Embankments used as temporary flood shelters

As a rule of thumb, the minimum space needed for a person to take shelter lying down is 1.5 m2 or 3.5 m2 for a sphere standards space (Red Cross 2013). An average household in Bangladesh, for instance, has 4.6 members (Begum 2004). A family needs a shelter area of approximately 15-16 m2. For livestock, a space of 2 m to 4 m per head would suffice. Therefore, 85 people can take shelter (without livestock) on a longitudinal section of 100 m of embankment with a width of 3 m. If there are multiple areas of 300 m2 in specific locations along an embankment, the number of people who would benefit from temporary shelter is proportionally higher.

It is also important to protect such levees by stabilizing their embankments through the planting of hedges, vetiver, and other grasses on their slopes and toes to protect them from erosion (Islam 2000).

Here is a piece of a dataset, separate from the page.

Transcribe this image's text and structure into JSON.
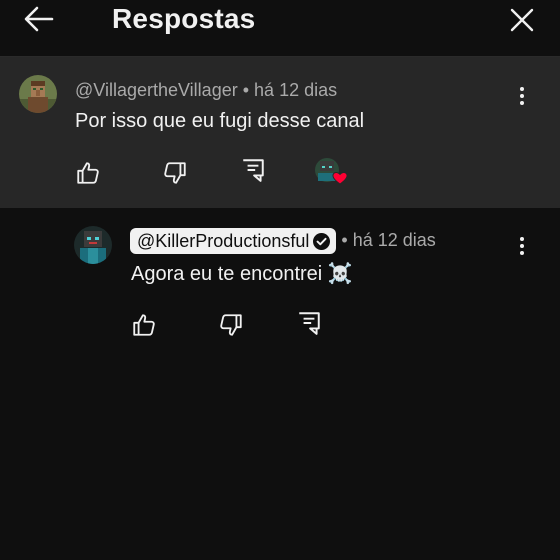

Plan and mark evacuation routes

Despite emergency preparedness programs and early-warning systems, pre-emergency evacuation remains a challenge in coastal villages of developing countries. In rural areas there remains a lack of awareness and communication to enable people to understand the warnings and evacuate. Moreover, dissemination of warning messages is inefficient, because poor residents in coastal areas may not have means of communication (Haque et al. 2012). During floods and typhoons, roads are an important part of the evacuation of people and livestock. Part of emergency preparedness should be to plan evacuation routes. This can be done by:

  • Mapping population centers;
  • Mapping road networks and looking at the above-ground level of roads;
  • Mapping for floods, inundation risk, and escape routes (Figure 18) (WMO & GWP 2011);
  • Putting in place flood signs (boards, poles) along the roads as part of evacuation-route planning, especially in areas that are easily inundated: the aim is for escape routes to remain visible during emergencies (Figure 4.6) (WMO & GWP 2011)
  • Raising awareness so that a large number of persons are familiar with evacuation routes.